The Consumer Financial Protection Bureau issued a consent order against two companies on Tuesday following recent investigations of mortgage companies that use deceptive mailers to advertise loans guaranteed by the United States Department of Veterans Affairs. Those investigations have resulted in actions against six companies this summer.
The most recent cases were those against Service 1st Mortgage, Inc., and Hypotec Inc., which found the companies had sent consumers numerous mailers for VA-guaranteed mortgages that contained false, misleading, and inaccurate statements or that lacked required disclosures. In the case of Service 1st Mortgage, the misleading mailers were sent out for a period beginning in 2015, and for Hypotec, beginning in 2016.
According to the CFPB, Service 1st Mortgage and Hypotec advertised specific credit terms, such as interest rates, APRs, and hypothetical payment amounts that they were not prepared to offer, or that they could only offer for an introductory period but advertised as if they were permanent loan terms.
“Service 1st also sent advertisements between December 2015 and April 2017 representing that a consumer could “[s]kip two payments” or “miss” two payments by refinancing with the company, but it did not disclose the limitations on this option, or that the skipped or missed payments would be added to the principal balance of the consumer’s loan,” the release said.
On Aug. 26, the CFPB settled with PHLoans, Inc., for advertisements that stated credit terms that the company was not actually prepared to offer to the consumers, among other deceptive practices.
On July 24, the CFPB announced consent orders against Sovereign Lending Group, Inc., and Prime Choice Funding, Inc., and on Aug. 21 against Go Direct Lenders, Inc., for similar violations. Each settlement included requirements for various civil money penalties and conditions imposed to prevent future violations and bolster compliance functions.

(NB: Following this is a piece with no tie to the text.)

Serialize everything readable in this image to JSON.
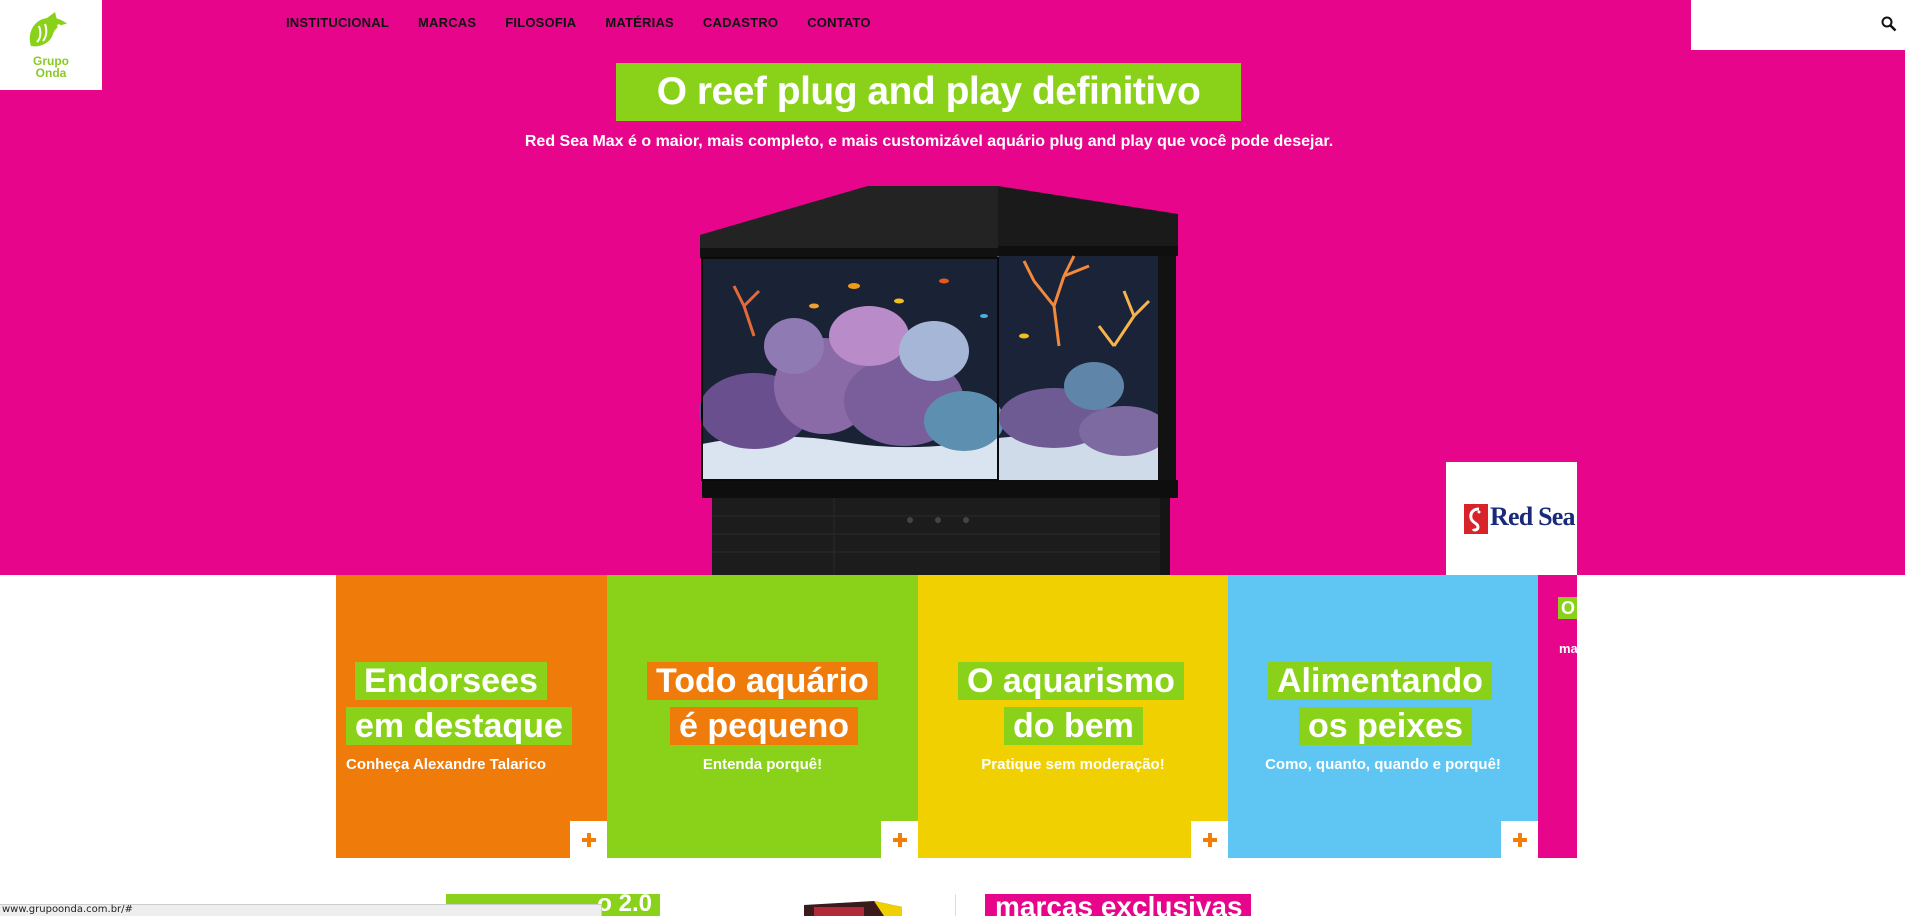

According to a 2019 report from the Federal Trade Commission, since 2015 the FTC has received 163,000 fraud reports from military retirees and veterans, as well as 13,000 from active duty servicemembers and 3 million from civilians. Retirees and veterans experienced the highest average loss due to fraud at $950 – 23% higher than current servicemembers – and 44% higher than that for other civilians.
VA loans may need protection now more than ever as a recent report on Department of Veterans Affairs data revealed VA loans rose 114% through the first three quarters of fiscal year 2020 compared to the same period last year.
According to the report, a surge in VA refinance loans is driving the increase, with Q3 refinances spiking 296% year-over-year, compared to purchase loans gaining 7% from the previous year. Millennials led the pack for VA refinances with a 463% jump year over year.